# What you are asked to do:
Say how many lines in the entries hold the string "ngroup", giving the number by itself.

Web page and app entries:
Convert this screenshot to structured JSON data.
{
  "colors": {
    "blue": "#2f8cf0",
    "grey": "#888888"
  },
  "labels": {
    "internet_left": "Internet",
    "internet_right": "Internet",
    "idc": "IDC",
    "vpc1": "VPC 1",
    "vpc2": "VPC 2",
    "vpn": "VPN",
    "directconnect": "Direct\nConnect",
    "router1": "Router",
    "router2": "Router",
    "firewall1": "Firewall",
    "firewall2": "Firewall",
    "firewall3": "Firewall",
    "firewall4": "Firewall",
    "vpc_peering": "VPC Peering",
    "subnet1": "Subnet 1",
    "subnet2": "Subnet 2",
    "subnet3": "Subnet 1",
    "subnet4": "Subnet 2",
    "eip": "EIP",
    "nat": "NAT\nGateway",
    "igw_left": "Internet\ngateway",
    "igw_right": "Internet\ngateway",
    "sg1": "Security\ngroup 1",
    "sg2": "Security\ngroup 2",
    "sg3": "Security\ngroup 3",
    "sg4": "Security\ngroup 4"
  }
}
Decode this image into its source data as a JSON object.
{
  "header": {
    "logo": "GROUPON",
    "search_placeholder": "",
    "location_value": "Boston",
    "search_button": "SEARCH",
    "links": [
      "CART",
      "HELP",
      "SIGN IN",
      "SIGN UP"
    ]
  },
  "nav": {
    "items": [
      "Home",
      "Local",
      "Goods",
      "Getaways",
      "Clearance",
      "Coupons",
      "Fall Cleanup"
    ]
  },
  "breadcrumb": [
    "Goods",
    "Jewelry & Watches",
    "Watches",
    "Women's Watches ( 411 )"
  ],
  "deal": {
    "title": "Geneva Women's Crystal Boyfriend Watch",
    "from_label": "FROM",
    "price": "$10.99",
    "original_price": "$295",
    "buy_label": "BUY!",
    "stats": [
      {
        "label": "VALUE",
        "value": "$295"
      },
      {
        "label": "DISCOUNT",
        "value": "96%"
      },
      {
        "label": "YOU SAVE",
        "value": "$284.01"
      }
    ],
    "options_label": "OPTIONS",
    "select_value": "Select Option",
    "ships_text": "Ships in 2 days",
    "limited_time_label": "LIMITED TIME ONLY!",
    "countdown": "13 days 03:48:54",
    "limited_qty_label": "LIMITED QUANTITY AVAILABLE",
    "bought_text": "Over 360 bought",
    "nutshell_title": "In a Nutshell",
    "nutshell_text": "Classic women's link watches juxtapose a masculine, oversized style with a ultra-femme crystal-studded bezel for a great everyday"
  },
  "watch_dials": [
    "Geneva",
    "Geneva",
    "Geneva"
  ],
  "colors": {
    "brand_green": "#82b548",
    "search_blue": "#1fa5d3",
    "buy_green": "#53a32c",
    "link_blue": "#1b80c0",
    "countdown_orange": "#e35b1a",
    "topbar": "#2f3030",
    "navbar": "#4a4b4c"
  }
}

# Result for this task:
4